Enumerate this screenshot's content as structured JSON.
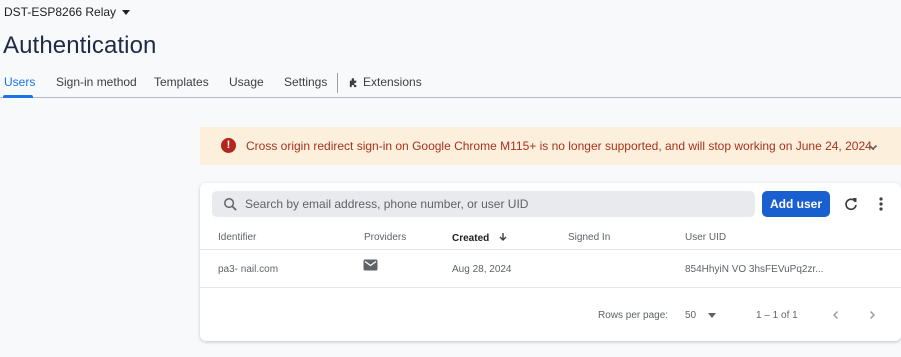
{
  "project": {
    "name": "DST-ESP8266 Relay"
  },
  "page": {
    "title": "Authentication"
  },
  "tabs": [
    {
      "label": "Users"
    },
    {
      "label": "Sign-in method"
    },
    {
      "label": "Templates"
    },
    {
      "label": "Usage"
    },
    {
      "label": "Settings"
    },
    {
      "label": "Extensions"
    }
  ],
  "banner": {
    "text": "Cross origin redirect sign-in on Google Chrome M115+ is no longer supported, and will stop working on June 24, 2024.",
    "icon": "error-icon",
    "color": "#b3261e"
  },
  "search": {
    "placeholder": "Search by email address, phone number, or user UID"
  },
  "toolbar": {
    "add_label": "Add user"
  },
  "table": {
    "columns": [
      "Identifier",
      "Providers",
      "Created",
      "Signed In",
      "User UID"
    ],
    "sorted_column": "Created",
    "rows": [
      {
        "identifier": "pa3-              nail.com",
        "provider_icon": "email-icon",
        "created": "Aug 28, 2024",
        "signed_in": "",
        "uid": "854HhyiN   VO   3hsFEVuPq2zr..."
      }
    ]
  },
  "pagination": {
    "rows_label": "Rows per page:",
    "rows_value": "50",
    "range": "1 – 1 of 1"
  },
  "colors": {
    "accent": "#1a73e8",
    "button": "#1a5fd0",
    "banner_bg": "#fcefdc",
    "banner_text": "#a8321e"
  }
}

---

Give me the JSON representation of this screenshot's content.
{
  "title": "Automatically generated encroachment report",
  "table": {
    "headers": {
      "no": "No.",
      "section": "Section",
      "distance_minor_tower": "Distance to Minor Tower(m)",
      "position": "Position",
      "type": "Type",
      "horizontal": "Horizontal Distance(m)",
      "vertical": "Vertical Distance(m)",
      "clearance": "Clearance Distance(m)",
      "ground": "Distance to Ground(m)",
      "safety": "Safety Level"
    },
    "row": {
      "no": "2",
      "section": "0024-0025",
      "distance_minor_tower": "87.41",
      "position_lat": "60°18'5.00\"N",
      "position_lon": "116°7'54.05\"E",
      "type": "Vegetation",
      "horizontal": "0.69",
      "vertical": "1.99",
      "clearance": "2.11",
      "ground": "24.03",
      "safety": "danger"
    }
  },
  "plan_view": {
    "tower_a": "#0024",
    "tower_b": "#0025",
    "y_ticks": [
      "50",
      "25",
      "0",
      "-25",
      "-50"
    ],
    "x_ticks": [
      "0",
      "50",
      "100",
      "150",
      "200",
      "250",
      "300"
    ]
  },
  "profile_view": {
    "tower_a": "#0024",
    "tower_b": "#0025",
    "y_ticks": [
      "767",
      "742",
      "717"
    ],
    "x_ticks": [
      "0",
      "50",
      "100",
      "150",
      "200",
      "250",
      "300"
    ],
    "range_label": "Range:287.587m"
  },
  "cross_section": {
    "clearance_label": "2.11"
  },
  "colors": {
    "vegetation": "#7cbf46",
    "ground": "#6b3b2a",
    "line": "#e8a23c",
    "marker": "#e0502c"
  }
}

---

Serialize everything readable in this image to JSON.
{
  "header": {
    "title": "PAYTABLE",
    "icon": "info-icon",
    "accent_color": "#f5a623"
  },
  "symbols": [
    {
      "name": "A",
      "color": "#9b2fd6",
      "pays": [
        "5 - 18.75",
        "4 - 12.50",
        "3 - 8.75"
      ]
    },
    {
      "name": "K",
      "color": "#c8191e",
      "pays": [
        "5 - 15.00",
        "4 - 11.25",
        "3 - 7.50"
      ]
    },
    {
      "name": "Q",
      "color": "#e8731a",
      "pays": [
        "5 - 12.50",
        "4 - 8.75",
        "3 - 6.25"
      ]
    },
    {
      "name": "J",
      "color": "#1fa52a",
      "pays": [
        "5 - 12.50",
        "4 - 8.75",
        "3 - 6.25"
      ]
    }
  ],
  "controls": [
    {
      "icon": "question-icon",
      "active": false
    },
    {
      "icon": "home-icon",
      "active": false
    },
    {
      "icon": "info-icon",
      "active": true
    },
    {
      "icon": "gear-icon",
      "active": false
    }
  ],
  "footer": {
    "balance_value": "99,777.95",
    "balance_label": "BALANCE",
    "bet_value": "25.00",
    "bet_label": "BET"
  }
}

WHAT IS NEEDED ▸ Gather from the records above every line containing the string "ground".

EXERCISE ANSWER ▸
      "ground": "Distance to Ground(m)",
      "ground": "24.03",
    "ground": "#6b3b2a",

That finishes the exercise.